The 2013 decision had to be reversed, said Johnson. He declared, “Most people—I think including John Kerry—feel that the process of discussion with the Russians has basically run out of road... The mood of the House of Commons has changed from 2013. Whether that means we can get a coalition for a more kinetic action now I cannot prophesy.”

Johnson’s statement was intended as an appeal to Labour’s right wing. Following their unsuccessful putsch against Labour leader Jeremy Corbyn and his anti-militarist stance, Johnson was demanding that they play the lead role in whipping up support for military intervention in Syria.

This was the occasion for a carefully choreographed exchange between Johnson and Labour Party MP Ann Clwyd in parliament. Clwyd was among the staunchest advocates of the 2003 invasion of Iraq. In 2011, she voted for the imposition of a no-fly zone over Libya, which was utilised by the imperialist powers to topple the government of Muammar Gaddafi, culminating in his brutal murder. She is now calling for protest demonstrations to be held outside the Russian Embassy in London on the basis that Moscow is responsible for the Syrian crisis.

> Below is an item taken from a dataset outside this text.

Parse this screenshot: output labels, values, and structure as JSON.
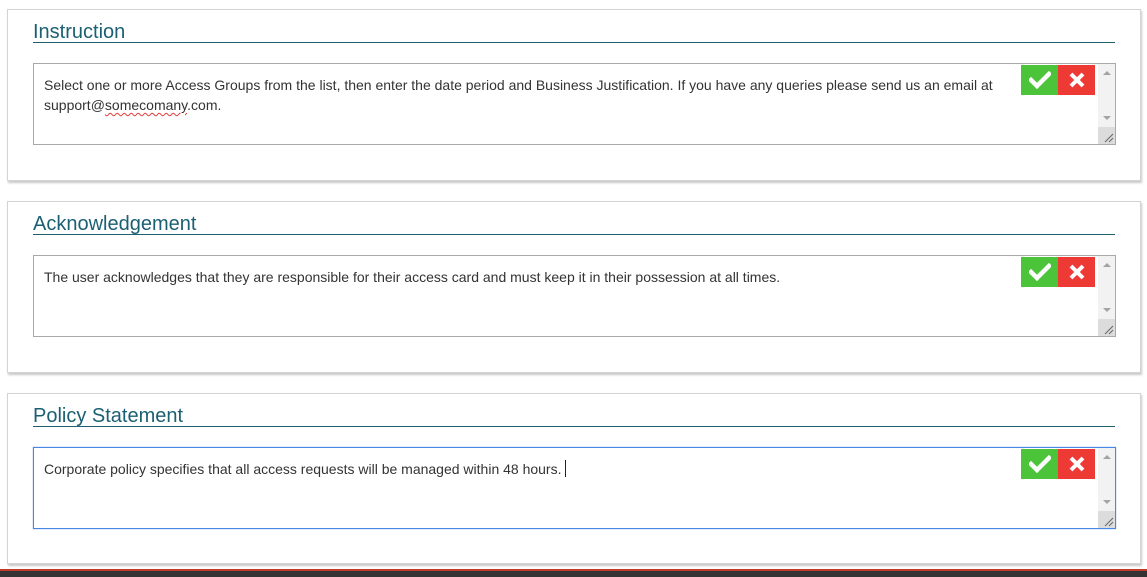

In response to one question from Clwyd, Johnson said that Assad, Russia and Iran were perpetrating a “gross crime against humanity” in Aleppo. Asked by Clwyd which “policy options” were open to the UK in Syria, Johnson invoked the “humanitarian crisis" in Aleppo, saying it was necessary to “intensify actions on some of the key players in the Assad regime and on the Russians as well.”

Labour’s right wing has lined up to condemn Corbyn for his failure to sanction military action against Assad. This is despite Corbyn authorising a free vote on British military air strikes on Syria last December, with 66 Labour MPs voting with the government. Last week Corbyn described the actions of Russia in Syria as “war crimes.”

However, on Tuesday, Corbyn’s closest adviser, Seamus Milne, stated, “The focus on Russian atrocities or Syrian army atrocities, which is absolutely correct, sometimes diverts attention from other atrocities that are taking place. Independent assessments are that there have been very large-scale civilian casualties as a result of US-led coalition bombing.” He added, “There are several cases of large numbers of civilian deaths in single attacks and there hasn’t been so much attention on those atrocities.”

In response, the Blairites and government representatives denounced Milne and Corbyn. Labour MP Kevan Jones, a former shadow defence minister and supporter of the Iraq War, said, “Corbyn should completely distance himself from this,” adding that Milne was “clearly an apologist for Putin and his regime.”

John Woodcock, another Blairite and a leading figure in the recent attempted coup against Corbyn, said, “This absurdity seems like a deliberate provocation, unworthy of our leader and our party.”

It is under these conditions that a broad swath of the pseudo-left has moved to demand that Corbyn reverse his opposition to stepped-up military action. Some 180 members of the pro-Corbyn Momentum activist network, other Labour members, trade union officials and the Alliance for Workers Liberty group issued an open letter demanding that the Labour leader “say clearly and unequivocally that the actions of Assad and Russia in Syria are barbaric war crimes, and that you will seek to end them, and to hold their perpetrators to account.”

The letter demands that Corbyn “lend your wholehearted support to practical measures to support civilians and pressure the regime to end its attacks, such as airdrops of aid to besieged civilians by British military forces... ‘Food not bombs’ should be the rallying cry, not ‘Hands off Syria.’”